When on holiday, most people end up spending a fortune on food. From restaurant buffets to drinks, they throw caution to the wind. You are having fun, you are happy to be on a holiday, and before you know it you have splurged half of your trip budget on eating out.
If you have the kind of spare money to splurge on fancy restaurants and the purpose of the trip is to have a fun relaxed holiday, then it’s fine. But if you want a budget holiday and are a frugal traveller, then you’d surely want to save on food as much as you can. This is especially significant when you are travelling abroad.
- Choose a hotel that has a kitchenette so that you can fix your own little meals sometime. Make sure it provides complimentary breakfast without adding too much to the room rent.
- It’s always better if your hotel has sasta (cheap) eateries nearby. Best if there’s a local market from where you can pick food items.

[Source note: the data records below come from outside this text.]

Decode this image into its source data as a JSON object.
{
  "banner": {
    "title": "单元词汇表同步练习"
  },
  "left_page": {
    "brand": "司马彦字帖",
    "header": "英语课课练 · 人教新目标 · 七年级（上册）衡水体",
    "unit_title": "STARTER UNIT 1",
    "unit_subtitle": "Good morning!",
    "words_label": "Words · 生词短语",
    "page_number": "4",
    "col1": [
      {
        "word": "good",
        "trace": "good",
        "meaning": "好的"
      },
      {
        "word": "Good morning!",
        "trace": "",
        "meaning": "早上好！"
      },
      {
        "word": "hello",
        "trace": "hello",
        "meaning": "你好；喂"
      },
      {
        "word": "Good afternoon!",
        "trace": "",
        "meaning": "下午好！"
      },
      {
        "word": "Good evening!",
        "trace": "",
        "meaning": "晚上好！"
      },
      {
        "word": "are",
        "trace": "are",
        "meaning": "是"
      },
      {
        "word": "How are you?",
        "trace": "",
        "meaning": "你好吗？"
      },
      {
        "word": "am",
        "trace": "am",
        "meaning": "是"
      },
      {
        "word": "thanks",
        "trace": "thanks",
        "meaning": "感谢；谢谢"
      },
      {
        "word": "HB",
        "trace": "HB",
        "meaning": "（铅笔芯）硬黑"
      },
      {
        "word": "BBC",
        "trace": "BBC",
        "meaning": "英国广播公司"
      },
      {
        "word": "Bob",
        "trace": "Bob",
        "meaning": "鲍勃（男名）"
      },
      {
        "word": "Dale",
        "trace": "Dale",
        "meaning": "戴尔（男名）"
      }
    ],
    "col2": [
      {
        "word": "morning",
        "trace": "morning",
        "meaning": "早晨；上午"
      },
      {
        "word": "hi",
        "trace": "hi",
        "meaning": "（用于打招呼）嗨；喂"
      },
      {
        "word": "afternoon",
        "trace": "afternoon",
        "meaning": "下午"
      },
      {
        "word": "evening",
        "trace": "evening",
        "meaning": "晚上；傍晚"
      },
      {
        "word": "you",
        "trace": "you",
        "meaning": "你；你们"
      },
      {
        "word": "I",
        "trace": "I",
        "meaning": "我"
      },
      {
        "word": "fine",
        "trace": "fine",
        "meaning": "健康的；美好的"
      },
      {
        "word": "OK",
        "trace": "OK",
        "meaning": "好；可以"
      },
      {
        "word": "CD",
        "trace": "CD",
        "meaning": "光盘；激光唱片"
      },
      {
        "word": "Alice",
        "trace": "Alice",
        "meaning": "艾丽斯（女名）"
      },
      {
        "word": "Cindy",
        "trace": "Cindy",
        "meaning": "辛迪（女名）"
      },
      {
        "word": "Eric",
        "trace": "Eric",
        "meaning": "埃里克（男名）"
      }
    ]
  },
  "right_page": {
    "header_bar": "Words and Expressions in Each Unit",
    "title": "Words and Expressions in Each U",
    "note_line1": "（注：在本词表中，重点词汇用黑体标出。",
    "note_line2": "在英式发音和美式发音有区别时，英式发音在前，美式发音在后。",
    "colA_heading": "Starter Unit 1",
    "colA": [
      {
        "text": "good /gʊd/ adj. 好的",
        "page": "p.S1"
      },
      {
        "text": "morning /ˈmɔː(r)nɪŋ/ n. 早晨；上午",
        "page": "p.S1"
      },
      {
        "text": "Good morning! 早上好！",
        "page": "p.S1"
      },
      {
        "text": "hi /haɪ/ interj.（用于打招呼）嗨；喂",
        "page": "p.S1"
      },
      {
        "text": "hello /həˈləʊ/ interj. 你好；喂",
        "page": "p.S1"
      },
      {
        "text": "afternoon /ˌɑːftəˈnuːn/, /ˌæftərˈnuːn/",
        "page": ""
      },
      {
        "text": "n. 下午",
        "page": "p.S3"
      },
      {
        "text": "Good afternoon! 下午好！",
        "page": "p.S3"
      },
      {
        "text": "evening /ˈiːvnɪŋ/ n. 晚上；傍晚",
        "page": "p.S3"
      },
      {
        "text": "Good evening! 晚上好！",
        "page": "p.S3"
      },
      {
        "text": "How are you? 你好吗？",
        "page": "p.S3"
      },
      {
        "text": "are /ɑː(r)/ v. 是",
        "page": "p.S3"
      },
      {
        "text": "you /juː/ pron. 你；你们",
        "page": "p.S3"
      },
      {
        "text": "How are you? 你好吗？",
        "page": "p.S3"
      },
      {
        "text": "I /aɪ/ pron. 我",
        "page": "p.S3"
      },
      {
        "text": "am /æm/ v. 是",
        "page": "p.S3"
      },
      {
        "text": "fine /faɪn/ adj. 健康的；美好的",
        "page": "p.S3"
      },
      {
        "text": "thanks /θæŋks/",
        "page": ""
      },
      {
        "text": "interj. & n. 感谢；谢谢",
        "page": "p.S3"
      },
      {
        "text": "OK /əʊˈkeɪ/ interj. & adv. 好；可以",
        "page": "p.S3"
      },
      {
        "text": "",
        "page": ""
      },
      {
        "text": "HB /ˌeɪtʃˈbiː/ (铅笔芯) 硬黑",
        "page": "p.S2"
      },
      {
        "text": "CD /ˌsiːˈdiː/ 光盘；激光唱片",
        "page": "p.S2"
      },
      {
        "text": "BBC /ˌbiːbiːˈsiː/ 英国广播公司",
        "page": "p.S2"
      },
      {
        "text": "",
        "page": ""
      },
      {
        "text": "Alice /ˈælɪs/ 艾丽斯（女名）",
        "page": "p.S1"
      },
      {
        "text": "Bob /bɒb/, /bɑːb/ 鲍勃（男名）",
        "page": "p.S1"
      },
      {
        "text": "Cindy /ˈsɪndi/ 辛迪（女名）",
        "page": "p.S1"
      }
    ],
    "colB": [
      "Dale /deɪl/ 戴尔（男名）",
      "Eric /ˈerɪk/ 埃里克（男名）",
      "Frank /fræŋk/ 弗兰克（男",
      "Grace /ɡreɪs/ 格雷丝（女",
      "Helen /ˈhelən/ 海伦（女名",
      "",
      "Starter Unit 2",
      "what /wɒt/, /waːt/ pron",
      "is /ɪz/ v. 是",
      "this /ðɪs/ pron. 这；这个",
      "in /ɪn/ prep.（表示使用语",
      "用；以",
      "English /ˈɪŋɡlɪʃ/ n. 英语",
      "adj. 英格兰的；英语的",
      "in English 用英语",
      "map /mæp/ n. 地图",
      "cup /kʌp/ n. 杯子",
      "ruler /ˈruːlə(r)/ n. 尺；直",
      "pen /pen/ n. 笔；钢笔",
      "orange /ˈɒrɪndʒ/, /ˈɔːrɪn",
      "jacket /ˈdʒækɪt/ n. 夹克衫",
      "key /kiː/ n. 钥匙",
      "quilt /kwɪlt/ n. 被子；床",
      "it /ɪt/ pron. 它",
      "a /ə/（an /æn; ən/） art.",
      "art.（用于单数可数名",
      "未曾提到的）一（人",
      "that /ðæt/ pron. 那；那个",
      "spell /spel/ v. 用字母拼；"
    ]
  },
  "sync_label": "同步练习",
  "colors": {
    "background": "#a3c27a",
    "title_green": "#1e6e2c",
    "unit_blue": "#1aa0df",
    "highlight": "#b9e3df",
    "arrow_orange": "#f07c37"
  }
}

Take to the Streets
It’s the best way to explore the local area, try local cuisine, and have some inexpensive fun. But beware, you don’t want to get traveller’s diarrhoea. That will be the end of it all. So, just exercise some caution, some common sense, and wham! you are the king of the streets.
Tastier and cheaper
- Rule 1: Don’t eat all your meals from the same vendor (unless the food seems super clean, super tasty and super cheap). Space them out.
- Rule 2: choose dry and cooked items. Avoid sugary syrupy dishes.
- Rule 3: Try the local specialty. Since that is a popular dish in the area, the cooks will rarely go wrong with that. They would know the one thing they specialize in.
Make your own little meals
- Head to the local market. Buy provisions and assemble a little meal in your hotel room. Bread is the safest option.
- Get powdered milk and other ready-to-make drink mixes for en energy boost anytime of the day.
- Carry ready-mixes for making instant noodles, oats etc. Cereal with milk in your hotel room will serve as the perfect cheap but wholesome breakfast.
Stock on these foods if on the road
When you are travelling to an offbeat destination, accessibility to food is often one of the major concerns. Whether it’s Ladakh in India, backpacking in Europe or you’re flying to Australia, when you are on the move constantly, food options come by at long intervals. In such a case, it is sensible to be ready just in case you don’t find edible food. You cannot travel on an empty stomach.
Here are some foods you can practically survive on during your trip:
- Maggi – our best friend ever since man invented fire.
- Ready-to-eat foods
- Energy bars
- Glucose powder
- Spend on junk and packed food.
- Drink too much. If you have to, don’t order that cocktail in the restaurant, search for a shack or local retail store and buy from there.